§ **Problem to solve**: Nothing but a number should be given: the count of lines in the data that include the string "JSON".

§ **Input material**:
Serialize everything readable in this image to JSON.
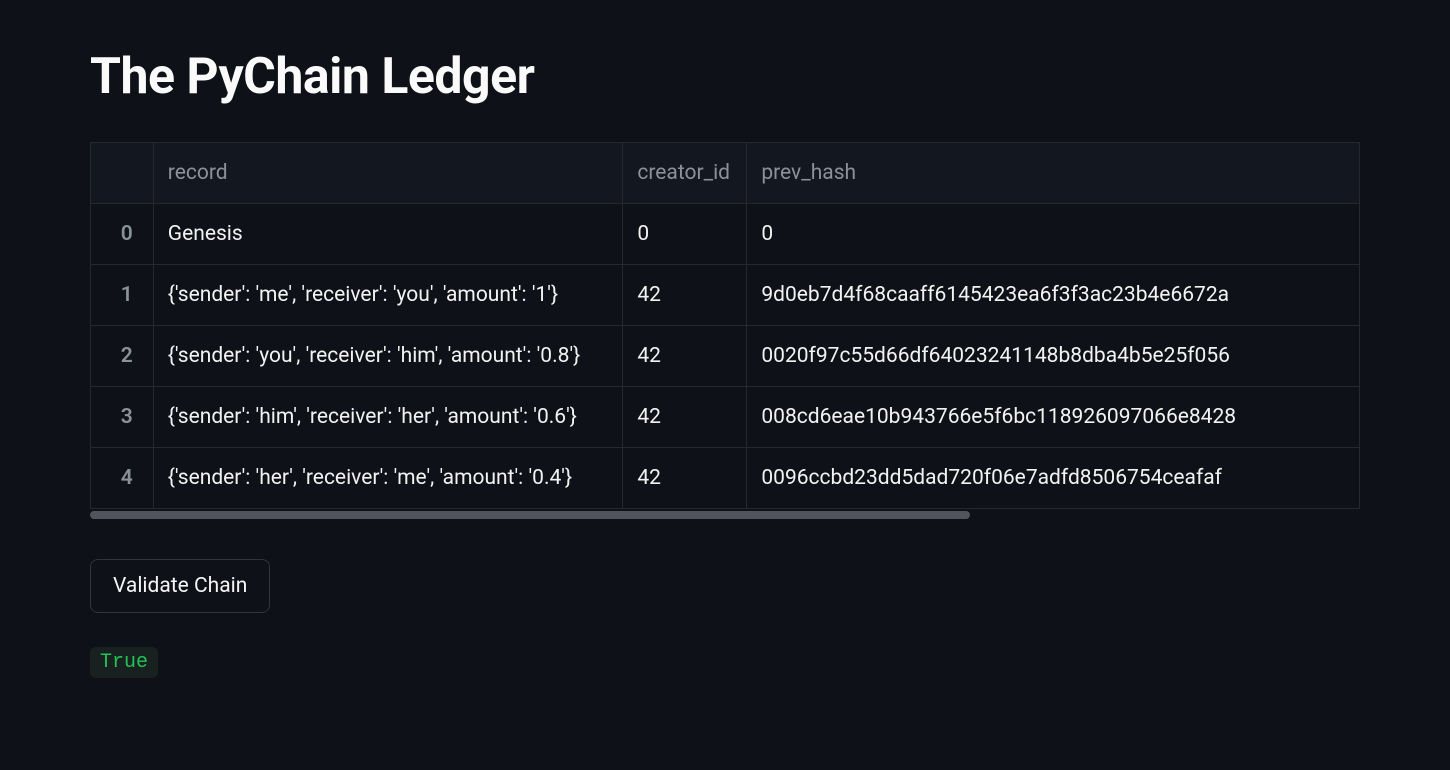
{
  "title": "The PyChain Ledger",
  "columns": [
    "record",
    "creator_id",
    "prev_hash"
  ],
  "rows": [
    {
      "idx": "0",
      "record": "Genesis",
      "creator_id": "0",
      "prev_hash": "0"
    },
    {
      "idx": "1",
      "record": "{'sender': 'me', 'receiver': 'you', 'amount': '1'}",
      "creator_id": "42",
      "prev_hash": "9d0eb7d4f68caaff6145423ea6f3f3ac23b4e6672a"
    },
    {
      "idx": "2",
      "record": "{'sender': 'you', 'receiver': 'him', 'amount': '0.8'}",
      "creator_id": "42",
      "prev_hash": "0020f97c55d66df64023241148b8dba4b5e25f056"
    },
    {
      "idx": "3",
      "record": "{'sender': 'him', 'receiver': 'her', 'amount': '0.6'}",
      "creator_id": "42",
      "prev_hash": "008cd6eae10b943766e5f6bc118926097066e8428"
    },
    {
      "idx": "4",
      "record": "{'sender': 'her', 'receiver': 'me', 'amount': '0.4'}",
      "creator_id": "42",
      "prev_hash": "0096ccbd23dd5dad720f06e7adfd8506754ceafaf"
    }
  ],
  "validate_button_label": "Validate Chain",
  "validation_result": "True"
}
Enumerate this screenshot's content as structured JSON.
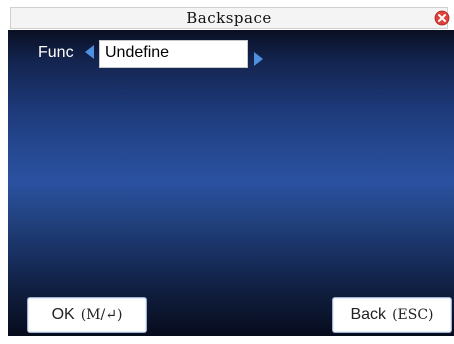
{
  "window": {
    "title": "Backspace",
    "close_icon": "close-icon",
    "close_color": "#e0403a"
  },
  "form": {
    "func_label": "Func",
    "func_value": "Undefine",
    "left_icon": "triangle-left-icon",
    "right_icon": "triangle-right-icon",
    "arrow_color": "#4f8fe0"
  },
  "buttons": {
    "ok_label": "OK",
    "ok_key": "(M/↵)",
    "back_label": "Back",
    "back_key": "(ESC)"
  }
}
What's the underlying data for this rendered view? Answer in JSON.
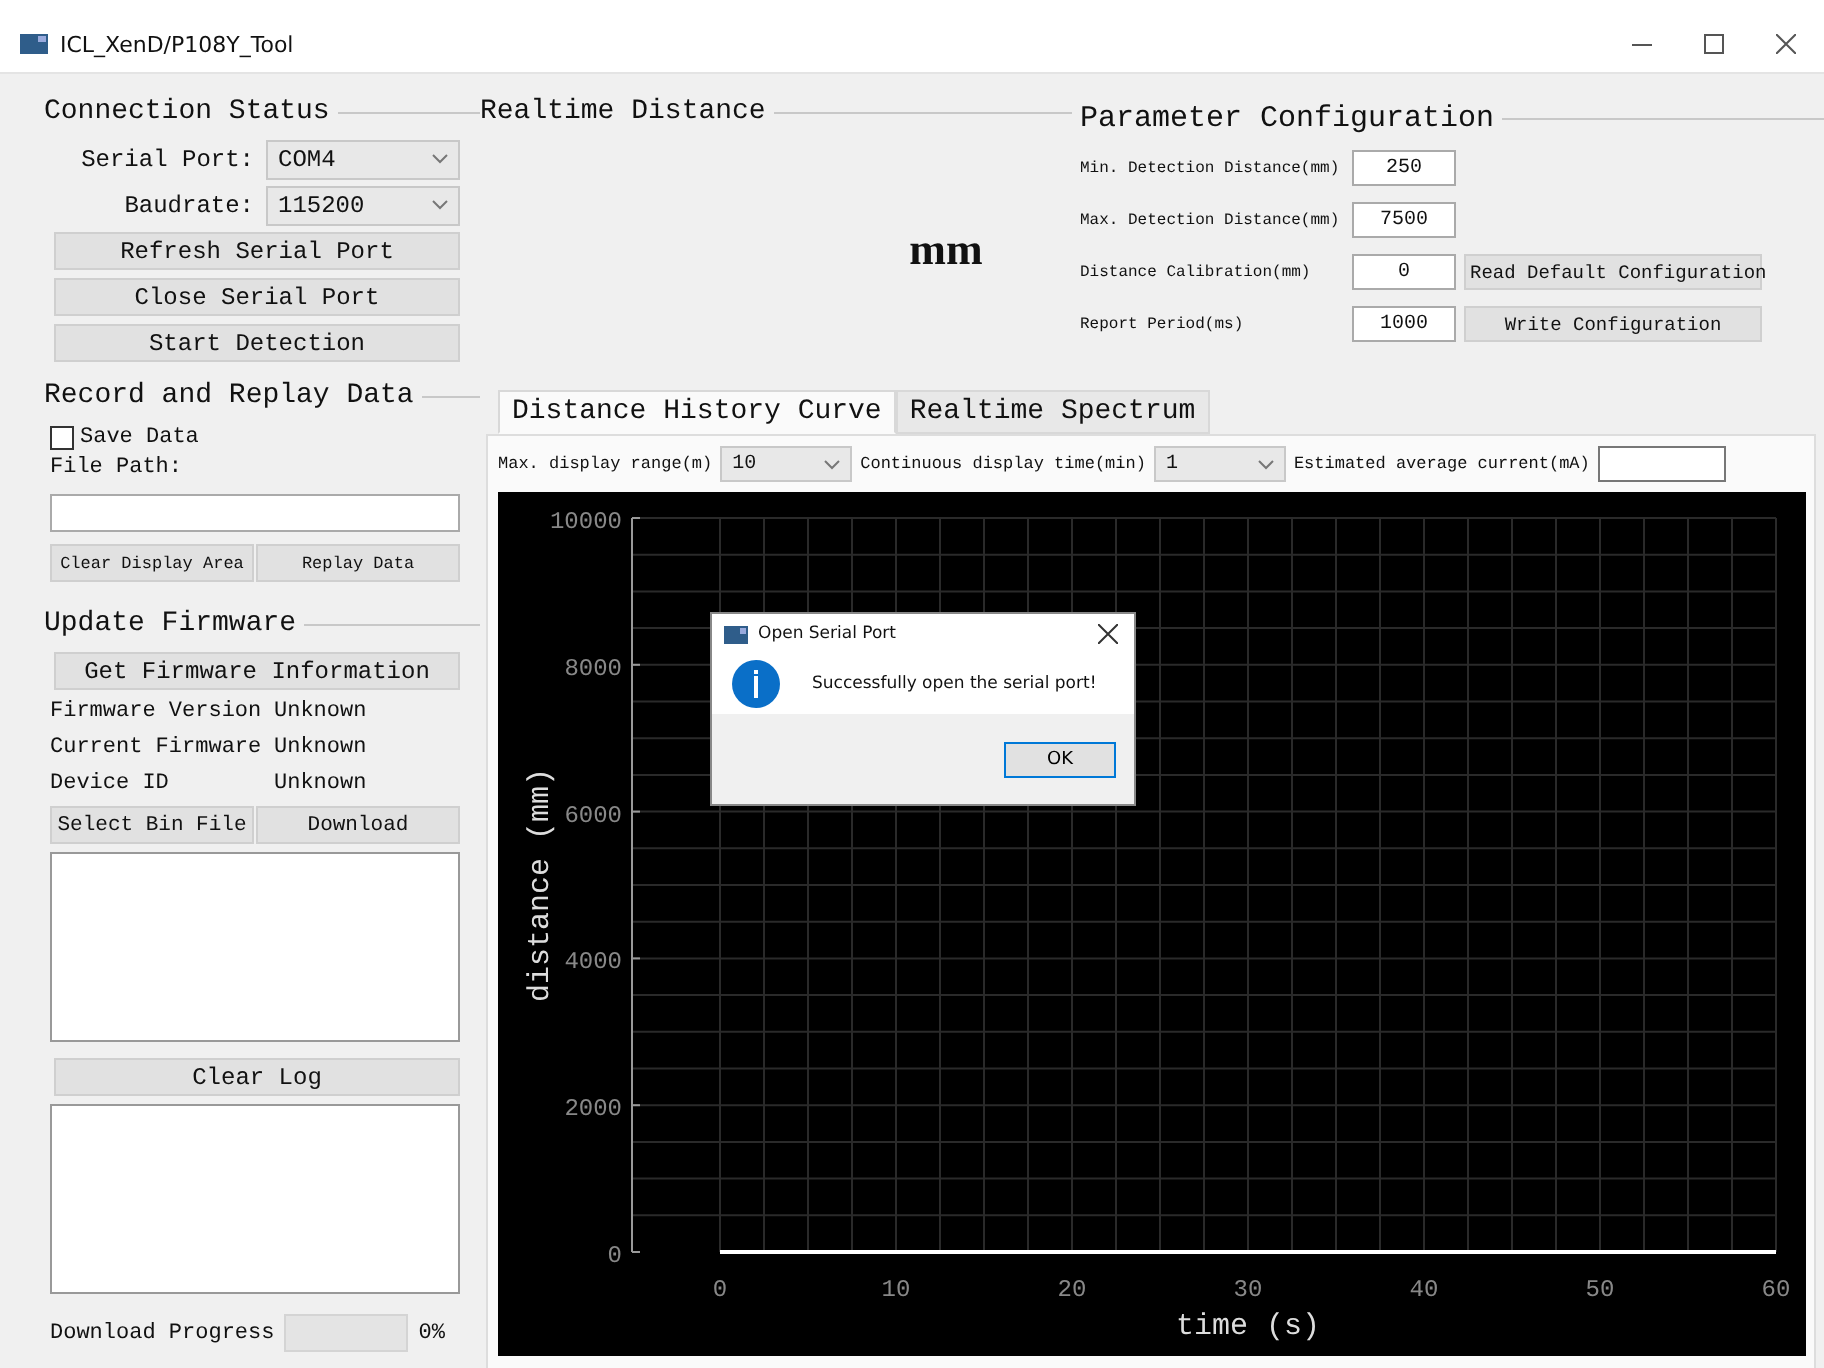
{
  "window": {
    "title": "ICL_XenD/P108Y_Tool"
  },
  "connection_status": {
    "title": "Connection Status",
    "fields": [
      {
        "label": "Serial Port:",
        "value": "COM4"
      },
      {
        "label": "Baudrate:",
        "value": "115200"
      }
    ],
    "buttons": [
      "Refresh Serial Port",
      "Close Serial Port",
      "Start Detection"
    ]
  },
  "record_replay": {
    "title": "Record and Replay Data",
    "save_data": {
      "label": "Save Data",
      "checked": false
    },
    "file_path_label": "File Path:",
    "buttons": [
      "Clear Display Area",
      "Replay Data"
    ]
  },
  "update_firmware": {
    "title": "Update Firmware",
    "info_button": "Get Firmware Information",
    "info": [
      {
        "label": "Firmware Version",
        "value": "Unknown"
      },
      {
        "label": "Current Firmware",
        "value": "Unknown"
      },
      {
        "label": "Device ID",
        "value": "Unknown"
      }
    ],
    "buttons": [
      "Select Bin File",
      "Download"
    ],
    "clear_log": "Clear Log",
    "progress": {
      "label": "Download Progress",
      "level": 0,
      "reading": "0%"
    }
  },
  "realtime_distance": {
    "title": "Realtime Distance",
    "unit": "mm"
  },
  "parameter_configuration": {
    "title": "Parameter Configuration",
    "rows": [
      {
        "label": "Min. Detection Distance(mm)",
        "value": "250"
      },
      {
        "label": "Max. Detection Distance(mm)",
        "value": "7500"
      },
      {
        "label": "Distance Calibration(mm)",
        "value": "0",
        "button": "Read Default Configuration"
      },
      {
        "label": "Report Period(ms)",
        "value": "1000",
        "button": "Write Configuration"
      }
    ]
  },
  "tabs": [
    {
      "label": "Distance History Curve",
      "selected": true
    },
    {
      "label": "Realtime Spectrum",
      "selected": false
    }
  ],
  "history": {
    "controls": [
      {
        "kind": "select",
        "label": "Max. display range(m)",
        "value": "10"
      },
      {
        "kind": "select",
        "label": "Continuous display time(min)",
        "value": "1"
      },
      {
        "kind": "input",
        "label": "Estimated average current(mA)"
      }
    ],
    "chart_data": {
      "type": "line",
      "xlabel": "time (s)",
      "ylabel": "distance (mm)",
      "x": [
        0,
        60
      ],
      "series": [
        {
          "color": "#ffffff",
          "values": [
            0,
            0
          ]
        }
      ],
      "grid": true,
      "xlim": [
        -5,
        60
      ],
      "ylim": [
        0,
        10000
      ],
      "xticks": [
        0,
        10,
        20,
        30,
        40,
        50,
        60
      ],
      "yticks": [
        0,
        2000,
        4000,
        6000,
        8000,
        10000
      ]
    }
  },
  "dialog": {
    "title": "Open Serial Port",
    "message": "Successfully open the serial port!",
    "button": "OK"
  }
}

§ **Solution to this problem**: 3